- Task goal -
Check each line of the listing below for the string "Create", and give only how many lines hold it.

- Information provided -
>>>

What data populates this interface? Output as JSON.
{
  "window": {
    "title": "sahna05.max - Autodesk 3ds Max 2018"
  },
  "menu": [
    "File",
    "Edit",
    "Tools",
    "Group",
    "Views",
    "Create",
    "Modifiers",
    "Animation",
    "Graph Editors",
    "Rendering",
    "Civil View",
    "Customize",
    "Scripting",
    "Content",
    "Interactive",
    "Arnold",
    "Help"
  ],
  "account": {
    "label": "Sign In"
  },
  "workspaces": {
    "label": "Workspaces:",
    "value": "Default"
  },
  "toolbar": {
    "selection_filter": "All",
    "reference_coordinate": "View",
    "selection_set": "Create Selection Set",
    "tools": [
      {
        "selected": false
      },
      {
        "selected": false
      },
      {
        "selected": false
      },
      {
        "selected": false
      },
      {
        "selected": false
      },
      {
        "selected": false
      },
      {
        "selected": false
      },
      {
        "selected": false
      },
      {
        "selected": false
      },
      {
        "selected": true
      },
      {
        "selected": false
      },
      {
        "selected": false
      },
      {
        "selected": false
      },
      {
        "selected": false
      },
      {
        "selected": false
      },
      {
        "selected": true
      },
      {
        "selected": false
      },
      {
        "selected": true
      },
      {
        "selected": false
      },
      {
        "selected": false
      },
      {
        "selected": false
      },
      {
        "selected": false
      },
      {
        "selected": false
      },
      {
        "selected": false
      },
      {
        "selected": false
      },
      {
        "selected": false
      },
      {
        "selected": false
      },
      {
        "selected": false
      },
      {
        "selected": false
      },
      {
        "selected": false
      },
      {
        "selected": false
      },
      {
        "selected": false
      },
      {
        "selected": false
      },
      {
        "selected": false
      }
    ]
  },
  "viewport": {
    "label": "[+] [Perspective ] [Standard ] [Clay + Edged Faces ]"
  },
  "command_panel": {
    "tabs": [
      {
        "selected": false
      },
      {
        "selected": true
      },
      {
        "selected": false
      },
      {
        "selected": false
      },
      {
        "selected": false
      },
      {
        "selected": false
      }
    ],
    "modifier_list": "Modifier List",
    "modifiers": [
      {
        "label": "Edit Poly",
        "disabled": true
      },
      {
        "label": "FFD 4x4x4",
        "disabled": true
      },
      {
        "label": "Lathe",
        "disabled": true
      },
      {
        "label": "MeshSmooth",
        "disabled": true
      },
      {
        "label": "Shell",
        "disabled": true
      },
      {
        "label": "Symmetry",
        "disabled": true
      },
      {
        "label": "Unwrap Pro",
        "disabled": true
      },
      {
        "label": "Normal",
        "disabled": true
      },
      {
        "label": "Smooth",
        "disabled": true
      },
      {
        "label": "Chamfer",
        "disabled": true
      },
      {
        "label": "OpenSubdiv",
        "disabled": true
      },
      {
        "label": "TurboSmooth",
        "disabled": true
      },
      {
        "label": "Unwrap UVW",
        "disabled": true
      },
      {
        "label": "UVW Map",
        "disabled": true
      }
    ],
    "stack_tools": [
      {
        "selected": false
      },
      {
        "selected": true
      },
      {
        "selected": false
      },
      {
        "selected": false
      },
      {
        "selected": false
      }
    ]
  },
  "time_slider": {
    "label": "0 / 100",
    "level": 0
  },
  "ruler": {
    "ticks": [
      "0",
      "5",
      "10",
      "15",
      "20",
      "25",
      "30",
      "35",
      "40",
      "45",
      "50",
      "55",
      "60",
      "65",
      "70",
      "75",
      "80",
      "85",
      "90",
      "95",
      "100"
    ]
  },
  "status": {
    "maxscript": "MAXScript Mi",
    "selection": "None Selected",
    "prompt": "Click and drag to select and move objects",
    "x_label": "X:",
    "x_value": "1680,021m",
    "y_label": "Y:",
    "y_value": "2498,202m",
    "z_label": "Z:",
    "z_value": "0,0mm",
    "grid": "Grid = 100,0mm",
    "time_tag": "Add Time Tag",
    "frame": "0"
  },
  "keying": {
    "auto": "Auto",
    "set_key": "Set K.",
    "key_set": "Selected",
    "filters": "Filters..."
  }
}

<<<

- Answer section -
2